‘An undeniable whiff of tragedy lingers around these stories, as each character discovers the presence of too many truths, too many lies’
DeWitt delights in her own technical wizardry, but every wizard must eventually grow disappointed with magic’s limits – it is easy to trick the world, much harder to change it. ‘I have mastered subjects and failed to love them,’ one narrator tells us. ‘I have looked at the sun and not been blinded; I have dimmed the sun. I will be a lover of the moon.’ An undeniable whiff of tragedy lingers around these stories, as each character discovers in their respective pursuits of truth the presence of too many truths, too many lies, or simply too little difference between the two, to keep a firm grasp of either reality or fantasy. We are left, instead, with flits and bursts of self-awareness that end or implode as soon as they begin – a situation mirrored in DeWitt’s language, as sentences trail off with no concluding punctuation or, instead, with six or more exclamation points. Sentences approach coherence then dissipate, much as characters rise to consciousness only to recede back into the text, into words. It is with feeling that DeWitt makes something of the world but, sometimes, she concludes, it is feeling alone.
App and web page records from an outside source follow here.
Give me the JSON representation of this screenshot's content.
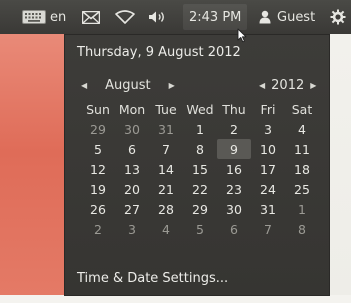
{
  "panel": {
    "keyboard_label": "en",
    "time": "2:43 PM",
    "user": "Guest"
  },
  "calendar": {
    "date_header": "Thursday,  9 August 2012",
    "month": "August",
    "year": "2012",
    "weekdays": [
      "Sun",
      "Mon",
      "Tue",
      "Wed",
      "Thu",
      "Fri",
      "Sat"
    ],
    "weeks": [
      [
        "29",
        "30",
        "31",
        "1",
        "2",
        "3",
        "4"
      ],
      [
        "5",
        "6",
        "7",
        "8",
        "9",
        "10",
        "11"
      ],
      [
        "12",
        "13",
        "14",
        "15",
        "16",
        "17",
        "18"
      ],
      [
        "19",
        "20",
        "21",
        "22",
        "23",
        "24",
        "25"
      ],
      [
        "26",
        "27",
        "28",
        "29",
        "30",
        "31",
        "1"
      ],
      [
        "2",
        "3",
        "4",
        "5",
        "6",
        "7",
        "8"
      ]
    ],
    "settings_label": "Time & Date Settings..."
  },
  "colors": {
    "panel_bg": "#3a3936",
    "menu_bg": "#3d3c39",
    "wallpaper": "#df6c58"
  },
  "icons": [
    "keyboard-icon",
    "mail-icon",
    "wifi-icon",
    "volume-icon",
    "user-icon",
    "power-gear-icon",
    "mouse-cursor-icon"
  ]
}
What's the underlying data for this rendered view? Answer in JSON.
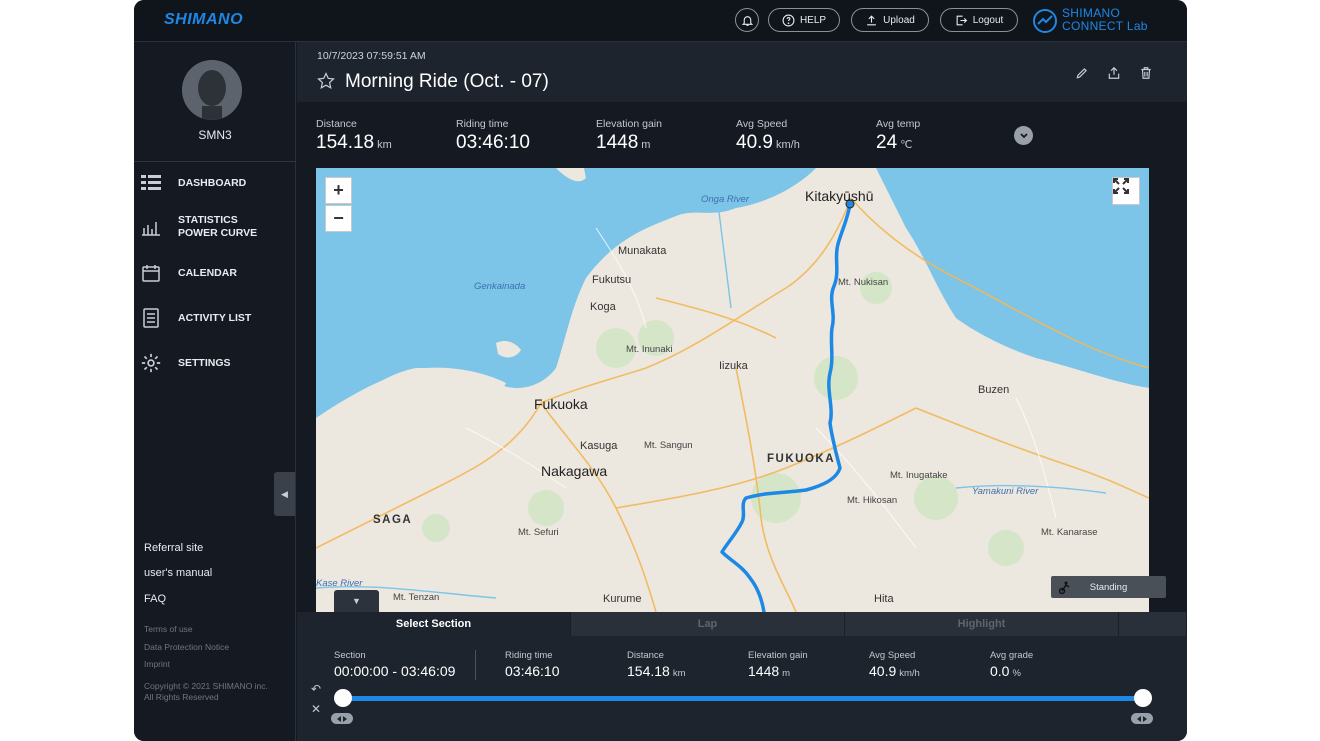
{
  "header": {
    "brand": "SHIMANO",
    "help_label": "HELP",
    "upload_label": "Upload",
    "logout_label": "Logout",
    "connect_line1": "SHIMANO",
    "connect_line2": "CONNECT Lab"
  },
  "user": {
    "name": "SMN3"
  },
  "sidebar": {
    "items": [
      {
        "label": "DASHBOARD",
        "icon": "dashboard-icon"
      },
      {
        "label": "STATISTICS POWER CURVE",
        "icon": "chart-icon"
      },
      {
        "label": "CALENDAR",
        "icon": "calendar-icon"
      },
      {
        "label": "ACTIVITY LIST",
        "icon": "list-icon"
      },
      {
        "label": "SETTINGS",
        "icon": "gear-icon"
      }
    ],
    "links": [
      "Referral site",
      "user's manual",
      "FAQ"
    ],
    "small_links": [
      "Terms of use",
      "Data Protection Notice",
      "Imprint"
    ],
    "copyright_line1": "Copyright © 2021 SHIMANO inc.",
    "copyright_line2": "All Rights Reserved"
  },
  "activity": {
    "timestamp": "10/7/2023 07:59:51 AM",
    "title": "Morning Ride (Oct. - 07)"
  },
  "stats": [
    {
      "label": "Distance",
      "value": "154.18",
      "unit": "km"
    },
    {
      "label": "Riding time",
      "value": "03:46:10",
      "unit": ""
    },
    {
      "label": "Elevation gain",
      "value": "1448",
      "unit": "m"
    },
    {
      "label": "Avg Speed",
      "value": "40.9",
      "unit": "km/h"
    },
    {
      "label": "Avg temp",
      "value": "24",
      "unit": "℃"
    }
  ],
  "map": {
    "zoom_in": "+",
    "zoom_out": "−",
    "places": {
      "kitakyushu": "Kitakyūshū",
      "onga_river": "Onga River",
      "munakata": "Munakata",
      "fukutsu": "Fukutsu",
      "genkainada": "Genkainada",
      "koga": "Koga",
      "mt_nukisan": "Mt. Nukisan",
      "mt_inunaki": "Mt. Inunaki",
      "iizuka": "Iizuka",
      "fukuoka_city": "Fukuoka",
      "buzen": "Buzen",
      "kasuga": "Kasuga",
      "mt_sangun": "Mt. Sangun",
      "fukuoka_pref": "FUKUOKA",
      "nakagawa": "Nakagawa",
      "mt_inugatake": "Mt. Inugatake",
      "yamakuni_river": "Yamakuni River",
      "mt_hikosan": "Mt. Hikosan",
      "saga": "SAGA",
      "mt_sefuri": "Mt. Sefuri",
      "mt_kanarase": "Mt. Kanarase",
      "kase_river": "Kase River",
      "mt_tenzan": "Mt. Tenzan",
      "kurume": "Kurume",
      "hita": "Hita"
    },
    "standing_label": "Standing"
  },
  "section": {
    "tabs": [
      "Select Section",
      "Lap",
      "Highlight"
    ],
    "stats": [
      {
        "label": "Section",
        "value": "00:00:00 - 03:46:09",
        "unit": ""
      },
      {
        "label": "Riding time",
        "value": "03:46:10",
        "unit": ""
      },
      {
        "label": "Distance",
        "value": "154.18",
        "unit": "km"
      },
      {
        "label": "Elevation gain",
        "value": "1448",
        "unit": "m"
      },
      {
        "label": "Avg Speed",
        "value": "40.9",
        "unit": "km/h"
      },
      {
        "label": "Avg grade",
        "value": "0.0",
        "unit": "%"
      }
    ],
    "range_start": 0,
    "range_end": 1
  }
}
It is then that we realize: feeling is seldom enough.
This article appears in the issue 194 April 2018 print edition, with the title The Cognitive Style.
First published in Issue 194